Consider an arbitrary acute triangle ABC. Let E be the intersection of the bisector at vertex C and the bisection of the side AB. Let F and G be the projections of E on AC and BC respectively.
Since E belongs to the bisection of AB, we must have AE = BE. Also, since E belongs to the bisector of C, we must have EF = EG. However, this would imply that triangles AEF and BGF are identical, and then AF = BF. We also have that CF = CG, which implies that AC = BC. The arbitrarily chosen triangle ABC is isosceles!
Can you find where the logic fails?

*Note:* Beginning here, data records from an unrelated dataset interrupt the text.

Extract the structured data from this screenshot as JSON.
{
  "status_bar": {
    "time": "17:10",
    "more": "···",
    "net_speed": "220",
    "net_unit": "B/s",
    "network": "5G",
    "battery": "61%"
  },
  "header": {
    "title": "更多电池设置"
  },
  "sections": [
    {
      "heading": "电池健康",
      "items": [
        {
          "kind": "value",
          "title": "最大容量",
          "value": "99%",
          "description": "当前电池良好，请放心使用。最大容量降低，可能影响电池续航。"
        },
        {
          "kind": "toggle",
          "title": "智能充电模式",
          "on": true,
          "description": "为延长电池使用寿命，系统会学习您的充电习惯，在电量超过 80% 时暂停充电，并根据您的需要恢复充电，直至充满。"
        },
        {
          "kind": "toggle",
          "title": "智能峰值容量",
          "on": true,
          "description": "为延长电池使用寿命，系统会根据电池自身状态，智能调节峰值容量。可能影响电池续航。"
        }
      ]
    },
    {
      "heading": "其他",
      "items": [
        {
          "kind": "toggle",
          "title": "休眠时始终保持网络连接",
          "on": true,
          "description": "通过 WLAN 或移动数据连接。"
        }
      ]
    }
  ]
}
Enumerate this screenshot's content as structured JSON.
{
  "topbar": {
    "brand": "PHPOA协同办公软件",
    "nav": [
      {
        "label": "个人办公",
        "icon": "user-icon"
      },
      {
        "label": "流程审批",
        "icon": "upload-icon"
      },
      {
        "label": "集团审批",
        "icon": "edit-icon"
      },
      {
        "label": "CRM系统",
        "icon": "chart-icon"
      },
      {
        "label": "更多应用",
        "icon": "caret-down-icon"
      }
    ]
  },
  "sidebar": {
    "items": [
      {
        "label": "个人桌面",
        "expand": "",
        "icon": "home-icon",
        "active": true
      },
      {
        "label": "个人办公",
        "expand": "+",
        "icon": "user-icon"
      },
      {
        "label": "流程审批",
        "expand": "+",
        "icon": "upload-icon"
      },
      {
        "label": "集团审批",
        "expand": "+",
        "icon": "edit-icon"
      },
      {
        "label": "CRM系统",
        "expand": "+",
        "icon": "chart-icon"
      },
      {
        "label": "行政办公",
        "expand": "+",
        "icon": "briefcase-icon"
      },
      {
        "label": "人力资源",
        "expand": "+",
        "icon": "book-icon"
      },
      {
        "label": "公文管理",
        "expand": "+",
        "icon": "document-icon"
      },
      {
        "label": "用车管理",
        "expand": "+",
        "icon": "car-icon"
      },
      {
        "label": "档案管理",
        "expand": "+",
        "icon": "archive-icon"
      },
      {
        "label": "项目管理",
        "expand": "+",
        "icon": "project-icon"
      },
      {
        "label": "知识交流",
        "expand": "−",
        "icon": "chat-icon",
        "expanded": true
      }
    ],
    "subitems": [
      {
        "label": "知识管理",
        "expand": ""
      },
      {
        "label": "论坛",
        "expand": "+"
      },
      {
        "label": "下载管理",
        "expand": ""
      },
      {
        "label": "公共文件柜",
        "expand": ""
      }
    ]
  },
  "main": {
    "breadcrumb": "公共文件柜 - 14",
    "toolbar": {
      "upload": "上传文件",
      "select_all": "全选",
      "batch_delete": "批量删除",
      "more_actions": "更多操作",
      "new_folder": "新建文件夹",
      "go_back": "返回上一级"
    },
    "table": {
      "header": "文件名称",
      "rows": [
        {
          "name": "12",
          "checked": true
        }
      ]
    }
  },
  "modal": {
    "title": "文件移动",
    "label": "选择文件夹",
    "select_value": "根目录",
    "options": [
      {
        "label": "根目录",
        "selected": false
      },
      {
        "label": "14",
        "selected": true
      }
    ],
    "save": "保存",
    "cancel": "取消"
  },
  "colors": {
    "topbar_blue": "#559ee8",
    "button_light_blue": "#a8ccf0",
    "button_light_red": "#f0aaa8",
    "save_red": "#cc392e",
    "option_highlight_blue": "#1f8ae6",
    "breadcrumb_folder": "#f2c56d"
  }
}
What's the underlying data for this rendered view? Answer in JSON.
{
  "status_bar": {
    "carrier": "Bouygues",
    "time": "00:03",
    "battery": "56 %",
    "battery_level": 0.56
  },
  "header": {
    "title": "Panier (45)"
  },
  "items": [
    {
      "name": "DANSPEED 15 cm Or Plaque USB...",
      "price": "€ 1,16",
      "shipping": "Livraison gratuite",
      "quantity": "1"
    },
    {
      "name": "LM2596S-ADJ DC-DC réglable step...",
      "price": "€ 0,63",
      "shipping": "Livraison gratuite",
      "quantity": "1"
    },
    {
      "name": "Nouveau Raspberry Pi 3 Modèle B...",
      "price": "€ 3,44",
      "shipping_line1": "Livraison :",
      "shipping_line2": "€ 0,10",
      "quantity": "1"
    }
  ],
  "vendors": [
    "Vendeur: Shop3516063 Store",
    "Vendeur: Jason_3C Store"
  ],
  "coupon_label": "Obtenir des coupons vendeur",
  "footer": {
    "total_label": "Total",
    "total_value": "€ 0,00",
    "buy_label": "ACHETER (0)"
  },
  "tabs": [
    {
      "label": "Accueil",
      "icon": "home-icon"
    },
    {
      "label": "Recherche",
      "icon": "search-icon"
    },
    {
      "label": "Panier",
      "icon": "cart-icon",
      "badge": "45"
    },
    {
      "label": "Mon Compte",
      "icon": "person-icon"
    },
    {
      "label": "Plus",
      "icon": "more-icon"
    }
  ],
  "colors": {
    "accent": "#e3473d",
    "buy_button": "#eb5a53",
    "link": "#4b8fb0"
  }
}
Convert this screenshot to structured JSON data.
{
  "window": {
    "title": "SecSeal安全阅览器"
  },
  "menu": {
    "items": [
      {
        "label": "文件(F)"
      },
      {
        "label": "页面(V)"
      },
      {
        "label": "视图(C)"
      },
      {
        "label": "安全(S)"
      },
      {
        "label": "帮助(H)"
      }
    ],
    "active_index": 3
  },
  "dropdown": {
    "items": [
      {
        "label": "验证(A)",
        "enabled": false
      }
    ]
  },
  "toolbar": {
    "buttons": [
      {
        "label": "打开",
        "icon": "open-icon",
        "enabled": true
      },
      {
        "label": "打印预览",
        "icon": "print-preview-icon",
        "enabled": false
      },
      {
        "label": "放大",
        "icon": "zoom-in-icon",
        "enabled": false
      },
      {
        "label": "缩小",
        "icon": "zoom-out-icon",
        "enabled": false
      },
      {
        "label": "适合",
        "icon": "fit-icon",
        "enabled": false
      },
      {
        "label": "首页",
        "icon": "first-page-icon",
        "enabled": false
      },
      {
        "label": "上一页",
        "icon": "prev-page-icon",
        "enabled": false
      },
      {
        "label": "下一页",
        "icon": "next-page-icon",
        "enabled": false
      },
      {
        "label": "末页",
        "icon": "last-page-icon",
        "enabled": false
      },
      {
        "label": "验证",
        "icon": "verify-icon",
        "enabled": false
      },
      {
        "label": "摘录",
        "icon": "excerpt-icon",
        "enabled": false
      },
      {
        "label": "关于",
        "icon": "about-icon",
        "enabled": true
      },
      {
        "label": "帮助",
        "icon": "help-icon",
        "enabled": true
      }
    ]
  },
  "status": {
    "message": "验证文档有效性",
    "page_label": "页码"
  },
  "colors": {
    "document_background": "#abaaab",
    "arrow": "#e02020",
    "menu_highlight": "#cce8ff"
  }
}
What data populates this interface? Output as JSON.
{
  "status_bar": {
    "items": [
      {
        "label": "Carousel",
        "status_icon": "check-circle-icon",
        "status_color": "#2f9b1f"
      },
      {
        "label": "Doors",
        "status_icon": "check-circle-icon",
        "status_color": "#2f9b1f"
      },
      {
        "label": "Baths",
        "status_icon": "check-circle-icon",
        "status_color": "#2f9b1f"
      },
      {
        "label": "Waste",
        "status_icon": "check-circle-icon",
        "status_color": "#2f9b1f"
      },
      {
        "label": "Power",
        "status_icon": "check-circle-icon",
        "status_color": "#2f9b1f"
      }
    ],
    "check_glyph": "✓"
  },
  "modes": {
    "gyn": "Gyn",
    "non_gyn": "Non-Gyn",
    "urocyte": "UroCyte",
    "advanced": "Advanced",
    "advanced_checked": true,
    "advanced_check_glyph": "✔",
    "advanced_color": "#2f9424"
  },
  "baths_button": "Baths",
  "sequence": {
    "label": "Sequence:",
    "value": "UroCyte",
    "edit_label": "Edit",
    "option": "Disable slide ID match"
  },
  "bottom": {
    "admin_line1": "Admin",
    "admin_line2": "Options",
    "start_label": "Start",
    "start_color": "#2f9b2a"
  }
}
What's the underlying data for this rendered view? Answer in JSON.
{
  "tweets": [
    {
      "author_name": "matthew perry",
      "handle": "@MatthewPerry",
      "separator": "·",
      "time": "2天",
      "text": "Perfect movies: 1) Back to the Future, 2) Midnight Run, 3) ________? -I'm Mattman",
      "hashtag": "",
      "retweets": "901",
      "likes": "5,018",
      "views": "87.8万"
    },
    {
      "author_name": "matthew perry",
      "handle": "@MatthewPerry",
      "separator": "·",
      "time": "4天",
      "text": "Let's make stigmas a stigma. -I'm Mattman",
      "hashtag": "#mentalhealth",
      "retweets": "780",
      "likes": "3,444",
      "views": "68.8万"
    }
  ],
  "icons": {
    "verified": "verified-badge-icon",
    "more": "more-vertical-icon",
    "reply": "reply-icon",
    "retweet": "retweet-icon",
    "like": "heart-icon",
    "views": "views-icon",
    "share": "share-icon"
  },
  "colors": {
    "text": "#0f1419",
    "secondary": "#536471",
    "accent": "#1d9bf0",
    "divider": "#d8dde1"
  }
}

The bisector of C and the bisection of AB always intersect outside the triangle, on the circumcircle. One of the points F and G always lies on the segment AC or BC, and the other one does not.